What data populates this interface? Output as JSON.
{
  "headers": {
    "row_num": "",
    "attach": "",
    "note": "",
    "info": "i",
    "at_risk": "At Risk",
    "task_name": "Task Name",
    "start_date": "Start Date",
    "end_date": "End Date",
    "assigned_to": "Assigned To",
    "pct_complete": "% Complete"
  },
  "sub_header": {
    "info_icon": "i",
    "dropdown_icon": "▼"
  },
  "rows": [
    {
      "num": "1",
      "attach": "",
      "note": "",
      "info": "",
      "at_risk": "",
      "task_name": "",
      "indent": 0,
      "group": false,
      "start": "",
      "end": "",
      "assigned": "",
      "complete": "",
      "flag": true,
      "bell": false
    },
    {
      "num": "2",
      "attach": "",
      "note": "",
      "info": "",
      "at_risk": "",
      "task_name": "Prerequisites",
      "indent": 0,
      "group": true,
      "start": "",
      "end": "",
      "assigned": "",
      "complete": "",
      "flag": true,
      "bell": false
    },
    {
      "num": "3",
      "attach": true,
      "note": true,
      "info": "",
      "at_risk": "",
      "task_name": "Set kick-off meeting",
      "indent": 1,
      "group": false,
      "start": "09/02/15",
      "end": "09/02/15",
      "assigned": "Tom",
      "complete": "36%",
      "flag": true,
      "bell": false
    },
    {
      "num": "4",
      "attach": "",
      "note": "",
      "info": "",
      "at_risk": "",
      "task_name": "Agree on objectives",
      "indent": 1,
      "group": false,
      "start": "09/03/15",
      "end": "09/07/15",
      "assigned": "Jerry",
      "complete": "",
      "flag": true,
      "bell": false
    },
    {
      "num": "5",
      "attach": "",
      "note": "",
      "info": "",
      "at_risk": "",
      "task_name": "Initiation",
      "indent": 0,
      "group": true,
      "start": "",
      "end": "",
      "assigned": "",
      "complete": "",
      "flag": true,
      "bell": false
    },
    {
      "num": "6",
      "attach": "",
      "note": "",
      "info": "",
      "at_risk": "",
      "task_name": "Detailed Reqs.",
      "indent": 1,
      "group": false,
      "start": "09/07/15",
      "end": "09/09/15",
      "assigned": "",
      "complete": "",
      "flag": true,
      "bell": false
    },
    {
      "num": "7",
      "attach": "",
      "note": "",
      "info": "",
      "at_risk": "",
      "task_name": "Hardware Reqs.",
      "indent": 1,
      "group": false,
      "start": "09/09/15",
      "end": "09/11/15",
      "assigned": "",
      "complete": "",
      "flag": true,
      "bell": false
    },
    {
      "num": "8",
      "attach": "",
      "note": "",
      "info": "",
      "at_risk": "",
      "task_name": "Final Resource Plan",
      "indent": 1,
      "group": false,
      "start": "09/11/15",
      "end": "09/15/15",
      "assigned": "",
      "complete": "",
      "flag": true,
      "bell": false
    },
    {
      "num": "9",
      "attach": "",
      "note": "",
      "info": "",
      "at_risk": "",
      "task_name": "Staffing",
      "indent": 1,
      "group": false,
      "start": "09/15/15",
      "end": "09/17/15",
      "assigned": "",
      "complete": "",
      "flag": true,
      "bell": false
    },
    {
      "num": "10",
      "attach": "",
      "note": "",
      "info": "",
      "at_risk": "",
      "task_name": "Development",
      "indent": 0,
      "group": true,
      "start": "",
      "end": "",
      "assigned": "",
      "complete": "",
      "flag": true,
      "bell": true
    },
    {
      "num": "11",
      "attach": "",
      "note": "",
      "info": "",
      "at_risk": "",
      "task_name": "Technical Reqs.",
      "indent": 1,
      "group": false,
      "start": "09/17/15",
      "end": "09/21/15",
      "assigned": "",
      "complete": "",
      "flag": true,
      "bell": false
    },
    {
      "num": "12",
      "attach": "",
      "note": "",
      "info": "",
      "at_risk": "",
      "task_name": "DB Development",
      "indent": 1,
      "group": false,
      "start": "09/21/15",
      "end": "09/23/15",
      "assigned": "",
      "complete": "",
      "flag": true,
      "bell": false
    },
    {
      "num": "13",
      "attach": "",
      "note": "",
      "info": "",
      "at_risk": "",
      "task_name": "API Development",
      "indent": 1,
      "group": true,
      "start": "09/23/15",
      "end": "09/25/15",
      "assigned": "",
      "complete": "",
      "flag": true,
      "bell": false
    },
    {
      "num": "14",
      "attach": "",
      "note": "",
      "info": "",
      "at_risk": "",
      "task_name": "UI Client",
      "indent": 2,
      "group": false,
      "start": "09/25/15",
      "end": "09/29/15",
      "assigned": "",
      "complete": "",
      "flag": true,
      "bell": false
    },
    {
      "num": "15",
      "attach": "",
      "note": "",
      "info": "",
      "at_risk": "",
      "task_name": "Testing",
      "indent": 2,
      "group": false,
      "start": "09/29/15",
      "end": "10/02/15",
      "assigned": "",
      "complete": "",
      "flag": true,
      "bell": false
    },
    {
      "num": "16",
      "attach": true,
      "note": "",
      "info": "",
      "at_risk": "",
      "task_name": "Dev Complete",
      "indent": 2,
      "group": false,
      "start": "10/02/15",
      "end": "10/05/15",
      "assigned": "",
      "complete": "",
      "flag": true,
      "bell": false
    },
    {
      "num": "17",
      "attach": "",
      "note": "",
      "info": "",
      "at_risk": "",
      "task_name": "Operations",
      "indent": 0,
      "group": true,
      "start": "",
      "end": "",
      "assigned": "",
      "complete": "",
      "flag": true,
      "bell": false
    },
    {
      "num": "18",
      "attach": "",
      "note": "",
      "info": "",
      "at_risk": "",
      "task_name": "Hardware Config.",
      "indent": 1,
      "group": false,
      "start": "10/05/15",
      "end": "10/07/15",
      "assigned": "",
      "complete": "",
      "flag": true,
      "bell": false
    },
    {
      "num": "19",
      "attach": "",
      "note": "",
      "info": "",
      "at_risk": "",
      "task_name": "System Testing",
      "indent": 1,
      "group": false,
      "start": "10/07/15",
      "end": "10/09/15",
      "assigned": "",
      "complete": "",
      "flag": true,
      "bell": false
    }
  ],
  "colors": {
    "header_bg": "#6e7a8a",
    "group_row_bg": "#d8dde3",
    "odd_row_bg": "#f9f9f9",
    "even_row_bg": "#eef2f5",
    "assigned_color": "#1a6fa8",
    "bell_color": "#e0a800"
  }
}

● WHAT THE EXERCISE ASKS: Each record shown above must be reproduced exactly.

● ANSWER SPACE:
What data populates this interface? Output as JSON.
{
  "headers": {
    "row_num": "",
    "attach": "",
    "note": "",
    "info": "i",
    "at_risk": "At Risk",
    "task_name": "Task Name",
    "start_date": "Start Date",
    "end_date": "End Date",
    "assigned_to": "Assigned To",
    "pct_complete": "% Complete"
  },
  "sub_header": {
    "info_icon": "i",
    "dropdown_icon": "▼"
  },
  "rows": [
    {
      "num": "1",
      "attach": "",
      "note": "",
      "info": "",
      "at_risk": "",
      "task_name": "",
      "indent": 0,
      "group": false,
      "start": "",
      "end": "",
      "assigned": "",
      "complete": "",
      "flag": true,
      "bell": false
    },
    {
      "num": "2",
      "attach": "",
      "note": "",
      "info": "",
      "at_risk": "",
      "task_name": "Prerequisites",
      "indent": 0,
      "group": true,
      "start": "",
      "end": "",
      "assigned": "",
      "complete": "",
      "flag": true,
      "bell": false
    },
    {
      "num": "3",
      "attach": true,
      "note": true,
      "info": "",
      "at_risk": "",
      "task_name": "Set kick-off meeting",
      "indent": 1,
      "group": false,
      "start": "09/02/15",
      "end": "09/02/15",
      "assigned": "Tom",
      "complete": "36%",
      "flag": true,
      "bell": false
    },
    {
      "num": "4",
      "attach": "",
      "note": "",
      "info": "",
      "at_risk": "",
      "task_name": "Agree on objectives",
      "indent": 1,
      "group": false,
      "start": "09/03/15",
      "end": "09/07/15",
      "assigned": "Jerry",
      "complete": "",
      "flag": true,
      "bell": false
    },
    {
      "num": "5",
      "attach": "",
      "note": "",
      "info": "",
      "at_risk": "",
      "task_name": "Initiation",
      "indent": 0,
      "group": true,
      "start": "",
      "end": "",
      "assigned": "",
      "complete": "",
      "flag": true,
      "bell": false
    },
    {
      "num": "6",
      "attach": "",
      "note": "",
      "info": "",
      "at_risk": "",
      "task_name": "Detailed Reqs.",
      "indent": 1,
      "group": false,
      "start": "09/07/15",
      "end": "09/09/15",
      "assigned": "",
      "complete": "",
      "flag": true,
      "bell": false
    },
    {
      "num": "7",
      "attach": "",
      "note": "",
      "info": "",
      "at_risk": "",
      "task_name": "Hardware Reqs.",
      "indent": 1,
      "group": false,
      "start": "09/09/15",
      "end": "09/11/15",
      "assigned": "",
      "complete": "",
      "flag": true,
      "bell": false
    },
    {
      "num": "8",
      "attach": "",
      "note": "",
      "info": "",
      "at_risk": "",
      "task_name": "Final Resource Plan",
      "indent": 1,
      "group": false,
      "start": "09/11/15",
      "end": "09/15/15",
      "assigned": "",
      "complete": "",
      "flag": true,
      "bell": false
    },
    {
      "num": "9",
      "attach": "",
      "note": "",
      "info": "",
      "at_risk": "",
      "task_name": "Staffing",
      "indent": 1,
      "group": false,
      "start": "09/15/15",
      "end": "09/17/15",
      "assigned": "",
      "complete": "",
      "flag": true,
      "bell": false
    },
    {
      "num": "10",
      "attach": "",
      "note": "",
      "info": "",
      "at_risk": "",
      "task_name": "Development",
      "indent": 0,
      "group": true,
      "start": "",
      "end": "",
      "assigned": "",
      "complete": "",
      "flag": true,
      "bell": true
    },
    {
      "num": "11",
      "attach": "",
      "note": "",
      "info": "",
      "at_risk": "",
      "task_name": "Technical Reqs.",
      "indent": 1,
      "group": false,
      "start": "09/17/15",
      "end": "09/21/15",
      "assigned": "",
      "complete": "",
      "flag": true,
      "bell": false
    },
    {
      "num": "12",
      "attach": "",
      "note": "",
      "info": "",
      "at_risk": "",
      "task_name": "DB Development",
      "indent": 1,
      "group": false,
      "start": "09/21/15",
      "end": "09/23/15",
      "assigned": "",
      "complete": "",
      "flag": true,
      "bell": false
    },
    {
      "num": "13",
      "attach": "",
      "note": "",
      "info": "",
      "at_risk": "",
      "task_name": "API Development",
      "indent": 1,
      "group": true,
      "start": "09/23/15",
      "end": "09/25/15",
      "assigned": "",
      "complete": "",
      "flag": true,
      "bell": false
    },
    {
      "num": "14",
      "attach": "",
      "note": "",
      "info": "",
      "at_risk": "",
      "task_name": "UI Client",
      "indent": 2,
      "group": false,
      "start": "09/25/15",
      "end": "09/29/15",
      "assigned": "",
      "complete": "",
      "flag": true,
      "bell": false
    },
    {
      "num": "15",
      "attach": "",
      "note": "",
      "info": "",
      "at_risk": "",
      "task_name": "Testing",
      "indent": 2,
      "group": false,
      "start": "09/29/15",
      "end": "10/02/15",
      "assigned": "",
      "complete": "",
      "flag": true,
      "bell": false
    },
    {
      "num": "16",
      "attach": true,
      "note": "",
      "info": "",
      "at_risk": "",
      "task_name": "Dev Complete",
      "indent": 2,
      "group": false,
      "start": "10/02/15",
      "end": "10/05/15",
      "assigned": "",
      "complete": "",
      "flag": true,
      "bell": false
    },
    {
      "num": "17",
      "attach": "",
      "note": "",
      "info": "",
      "at_risk": "",
      "task_name": "Operations",
      "indent": 0,
      "group": true,
      "start": "",
      "end": "",
      "assigned": "",
      "complete": "",
      "flag": true,
      "bell": false
    },
    {
      "num": "18",
      "attach": "",
      "note": "",
      "info": "",
      "at_risk": "",
      "task_name": "Hardware Config.",
      "indent": 1,
      "group": false,
      "start": "10/05/15",
      "end": "10/07/15",
      "assigned": "",
      "complete": "",
      "flag": true,
      "bell": false
    },
    {
      "num": "19",
      "attach": "",
      "note": "",
      "info": "",
      "at_risk": "",
      "task_name": "System Testing",
      "indent": 1,
      "group": false,
      "start": "10/07/15",
      "end": "10/09/15",
      "assigned": "",
      "complete": "",
      "flag": true,
      "bell": false
    }
  ],
  "colors": {
    "header_bg": "#6e7a8a",
    "group_row_bg": "#d8dde3",
    "odd_row_bg": "#f9f9f9",
    "even_row_bg": "#eef2f5",
    "assigned_color": "#1a6fa8",
    "bell_color": "#e0a800"
  }
}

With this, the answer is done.